[What you need to do] Copy each line of the data below with the word "Steering".

[App and web page records]

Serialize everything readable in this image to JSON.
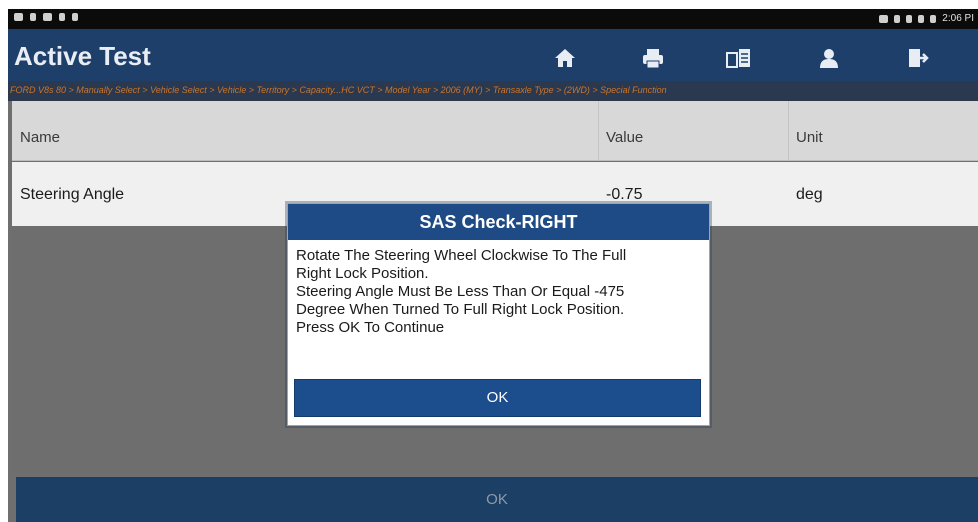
{
  "status_bar": {
    "time": "2:06 PI",
    "left_icons": [
      "notification-icon",
      "wifi-icon",
      "media-icon",
      "battery-small-icon",
      "download-icon"
    ],
    "right_icons": [
      "screen-icon",
      "location-icon",
      "bluetooth-icon",
      "signal-icon",
      "battery-icon"
    ]
  },
  "header": {
    "title": "Active Test",
    "icons": [
      "home-icon",
      "print-icon",
      "report-icon",
      "user-icon",
      "exit-icon"
    ]
  },
  "breadcrumb": "FORD V8s 80 > Manually Select > Vehicle Select > Vehicle > Territory > Capacity...HC VCT > Model Year > 2006 (MY) > Transaxle Type > (2WD) > Special Function",
  "table": {
    "columns": [
      "Name",
      "Value",
      "Unit"
    ],
    "rows": [
      {
        "name": "Steering Angle",
        "value": "-0.75",
        "unit": "deg"
      }
    ]
  },
  "bottom_button": "OK",
  "dialog": {
    "title": "SAS Check-RIGHT",
    "lines": [
      "Rotate The Steering Wheel Clockwise To The Full",
      "Right Lock Position.",
      "Steering Angle Must Be Less Than Or Equal -475",
      "Degree When Turned To Full Right Lock Position.",
      "Press OK To Continue"
    ],
    "ok_label": "OK"
  },
  "colors": {
    "header_bg": "#1e3f6a",
    "dialog_title_bg": "#1e4a85",
    "breadcrumb_text": "#c9762c",
    "overlay_gray": "#6f6f6f"
  }
}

[Answer below]
        "name": "Steering Angle",
      "Rotate The Steering Wheel Clockwise To The Full",
      "Steering Angle Must Be Less Than Or Equal -475",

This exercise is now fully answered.